HOW TO COMPLETE THIS TASK
The count of lines below that include the string "title" is the whole answer; write it alone.
-- RECORDS follows --
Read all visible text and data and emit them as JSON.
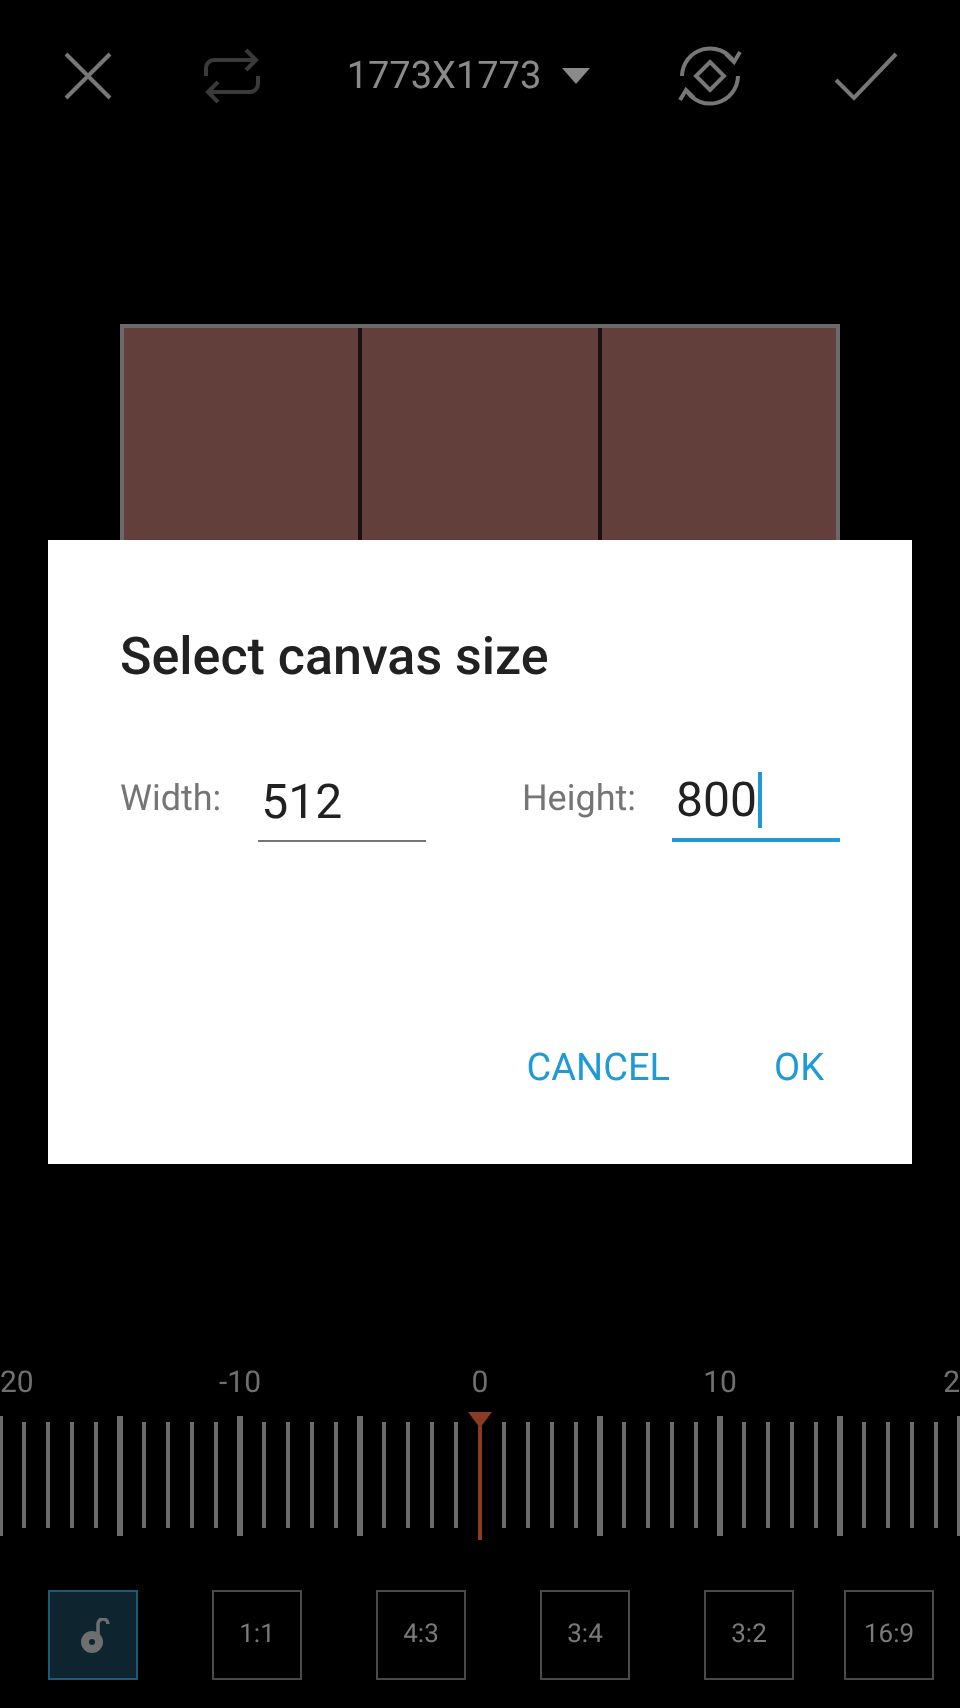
{
  "toolbar": {
    "size_label": "1773X1773"
  },
  "dialog": {
    "title": "Select canvas size",
    "fields": [
      {
        "label": "Width:",
        "value": "512",
        "focused": false
      },
      {
        "label": "Height:",
        "value": "800",
        "focused": true
      }
    ],
    "buttons": [
      "CANCEL",
      "OK"
    ]
  },
  "ruler": {
    "labels": [
      "20",
      "-10",
      "0",
      "10",
      "2"
    ]
  },
  "ratios": [
    {
      "kind": "lock",
      "selected": true
    },
    {
      "kind": "ratio",
      "label": "1:1",
      "selected": false
    },
    {
      "kind": "ratio",
      "label": "4:3",
      "selected": false
    },
    {
      "kind": "ratio",
      "label": "3:4",
      "selected": false
    },
    {
      "kind": "ratio",
      "label": "3:2",
      "selected": false
    },
    {
      "kind": "ratio",
      "label": "16:9",
      "selected": false
    }
  ]
}
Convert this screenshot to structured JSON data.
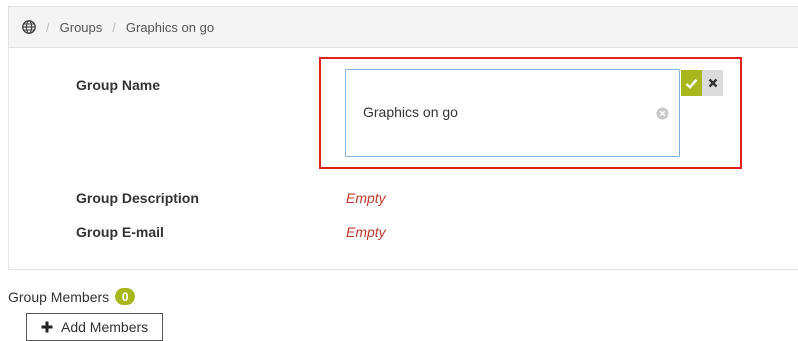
{
  "breadcrumb": {
    "home_icon": "globe-icon",
    "separator": "/",
    "items": [
      {
        "label": "Groups"
      },
      {
        "label": "Graphics on go"
      }
    ]
  },
  "form": {
    "group_name": {
      "label": "Group Name",
      "value": "Graphics on go"
    },
    "group_description": {
      "label": "Group Description",
      "value": "Empty"
    },
    "group_email": {
      "label": "Group E-mail",
      "value": "Empty"
    },
    "actions": {
      "confirm_icon": "check-icon",
      "cancel_icon": "close-icon"
    }
  },
  "members": {
    "title": "Group Members",
    "count": "0",
    "add_button_label": "Add Members",
    "add_icon": "plus-icon"
  },
  "colors": {
    "accent": "#a7b81e",
    "empty_value": "#c0392b",
    "highlight": "#e02020"
  }
}
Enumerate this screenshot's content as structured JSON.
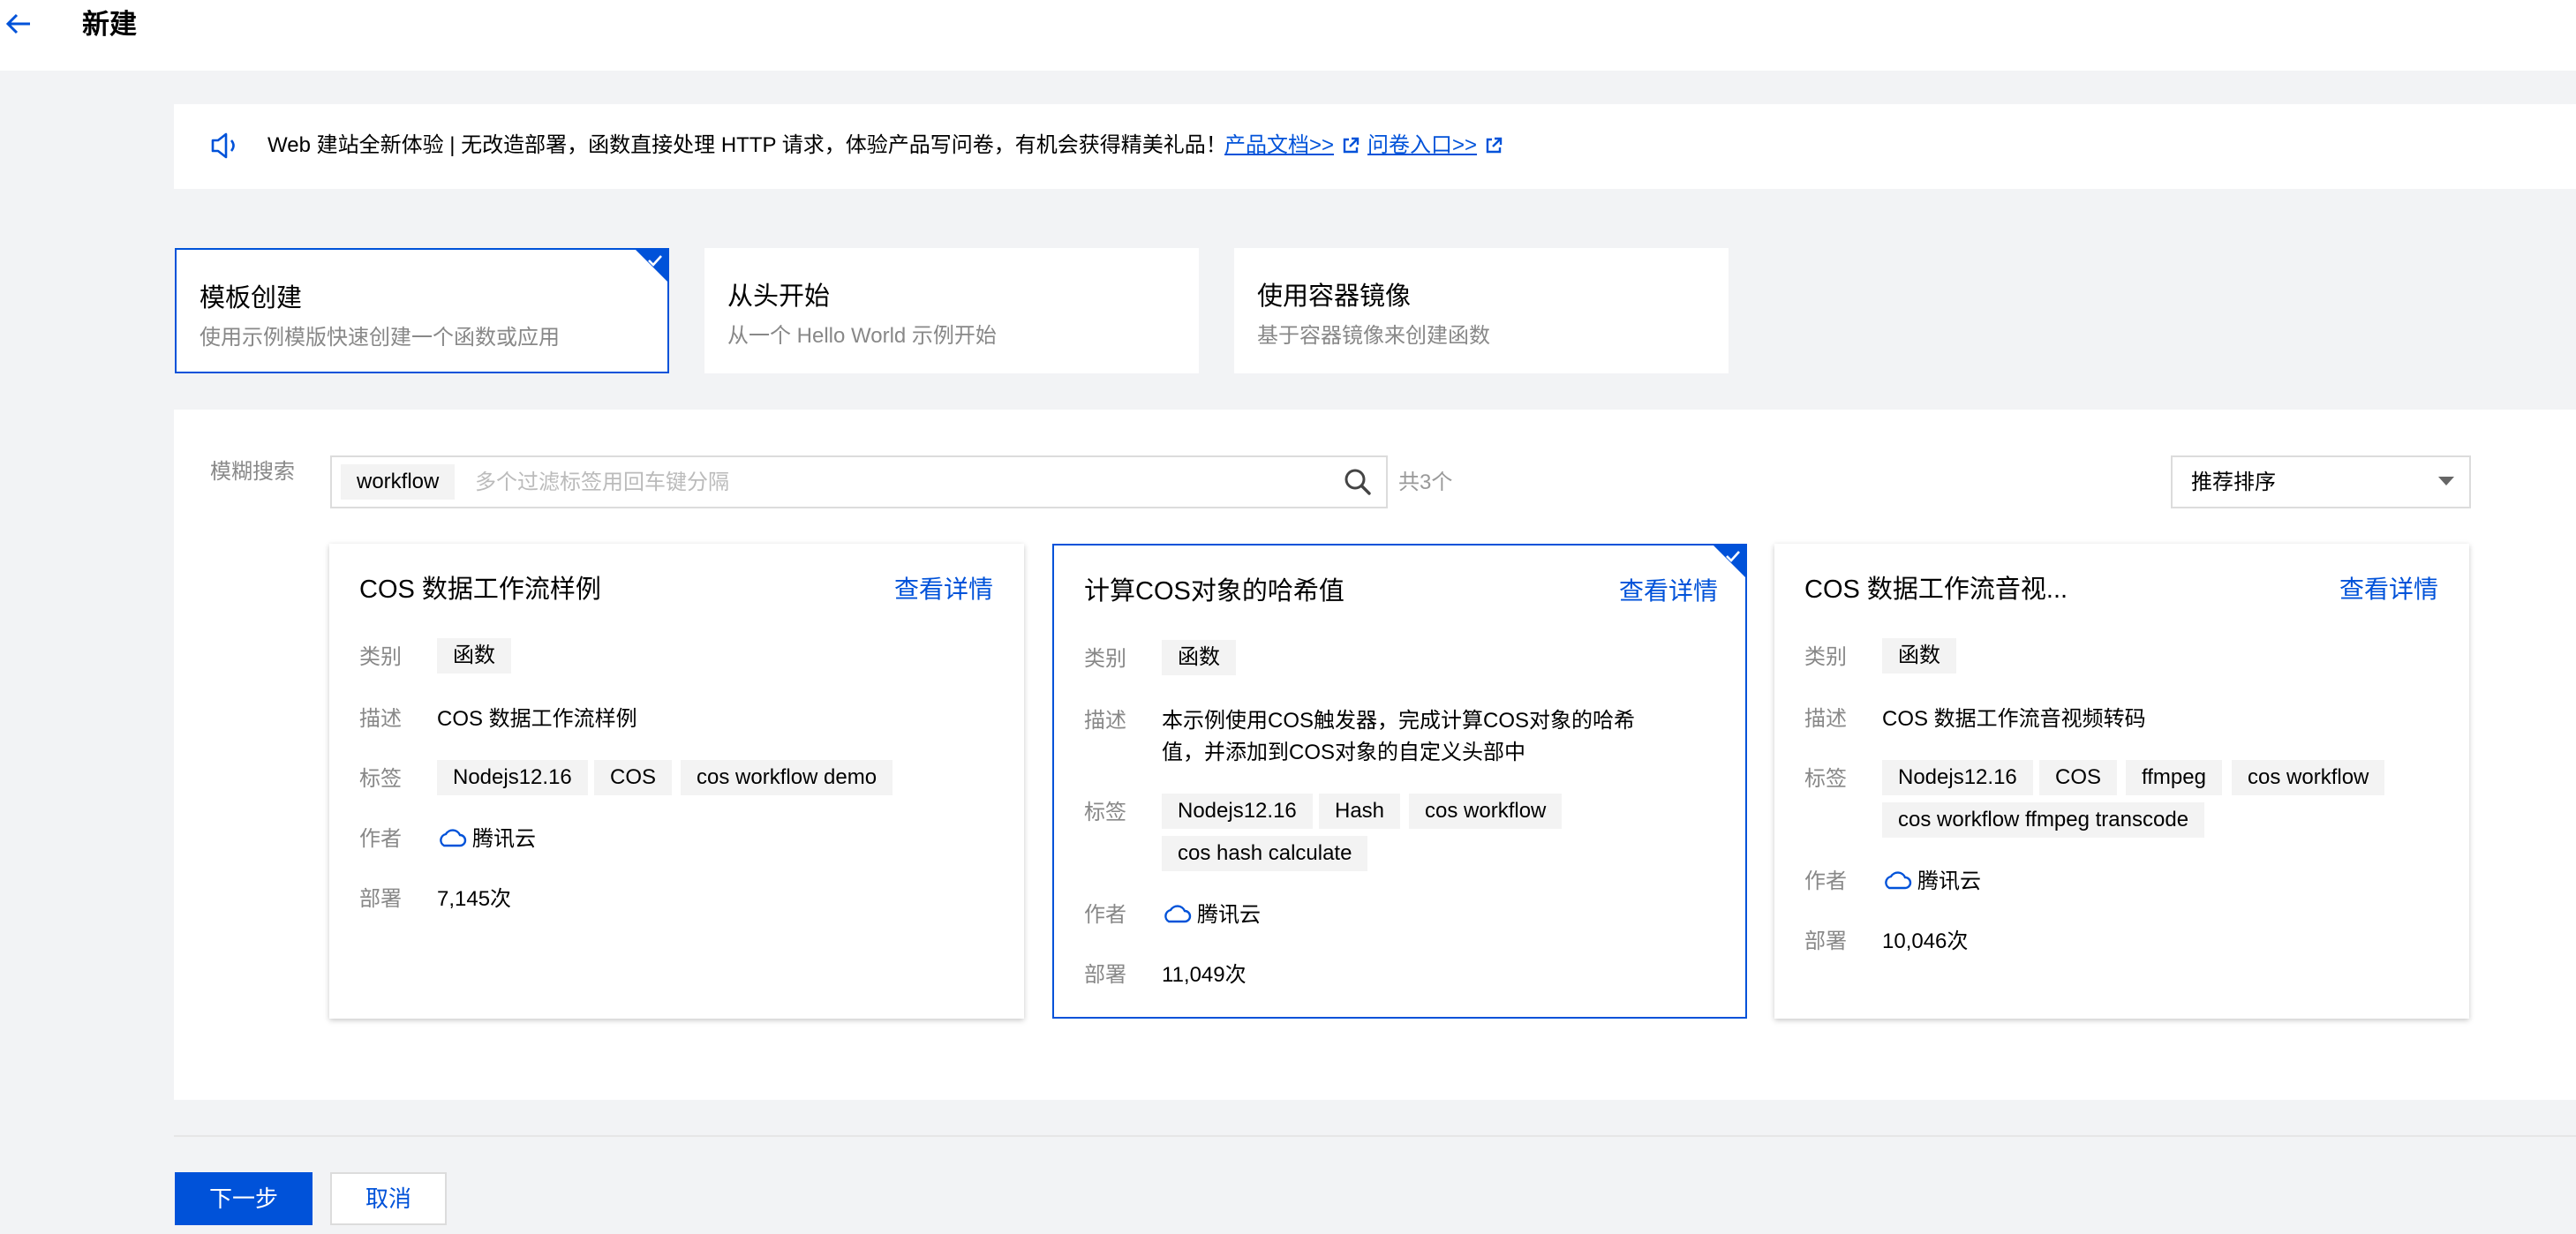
{
  "header": {
    "title": "新建",
    "back_icon": "arrow-left-icon"
  },
  "notice": {
    "text": "Web 建站全新体验 | 无改造部署，函数直接处理 HTTP 请求，体验产品写问卷，有机会获得精美礼品！",
    "doc_link": "产品文档>>",
    "survey_link": "问卷入口>>",
    "icon": "speaker-icon"
  },
  "modes": [
    {
      "title": "模板创建",
      "desc": "使用示例模版快速创建一个函数或应用"
    },
    {
      "title": "从头开始",
      "desc": "从一个 Hello World 示例开始"
    },
    {
      "title": "使用容器镜像",
      "desc": "基于容器镜像来创建函数"
    }
  ],
  "search": {
    "label": "模糊搜索",
    "chip": "workflow",
    "placeholder": "多个过滤标签用回车键分隔",
    "count": "共3个"
  },
  "sort": {
    "selected": "推荐排序"
  },
  "cards": [
    {
      "title": "COS 数据工作流样例",
      "view": "查看详情",
      "category_label": "类别",
      "category": "函数",
      "desc_label": "描述",
      "desc": "COS 数据工作流样例",
      "tags_label": "标签",
      "tags": [
        "Nodejs12.16",
        "COS",
        "cos workflow demo"
      ],
      "author_label": "作者",
      "author": "腾讯云",
      "deploy_label": "部署",
      "deploy": "7,145次"
    },
    {
      "title": "计算COS对象的哈希值",
      "view": "查看详情",
      "category_label": "类别",
      "category": "函数",
      "desc_label": "描述",
      "desc_line1": "本示例使用COS触发器，完成计算COS对象的哈希",
      "desc_line2": "值，并添加到COS对象的自定义头部中",
      "tags_label": "标签",
      "tags": [
        "Nodejs12.16",
        "Hash",
        "cos workflow",
        "cos hash calculate"
      ],
      "author_label": "作者",
      "author": "腾讯云",
      "deploy_label": "部署",
      "deploy": "11,049次"
    },
    {
      "title": "COS 数据工作流音视...",
      "view": "查看详情",
      "category_label": "类别",
      "category": "函数",
      "desc_label": "描述",
      "desc": "COS 数据工作流音视频转码",
      "tags_label": "标签",
      "tags": [
        "Nodejs12.16",
        "COS",
        "ffmpeg",
        "cos workflow",
        "cos workflow ffmpeg transcode"
      ],
      "author_label": "作者",
      "author": "腾讯云",
      "deploy_label": "部署",
      "deploy": "10,046次"
    }
  ],
  "footer": {
    "next": "下一步",
    "cancel": "取消"
  },
  "colors": {
    "accent": "#0052d9",
    "background": "#f2f3f5",
    "tag_bg": "#f3f3f3"
  }
}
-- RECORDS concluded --
RESPONSE BELOW
9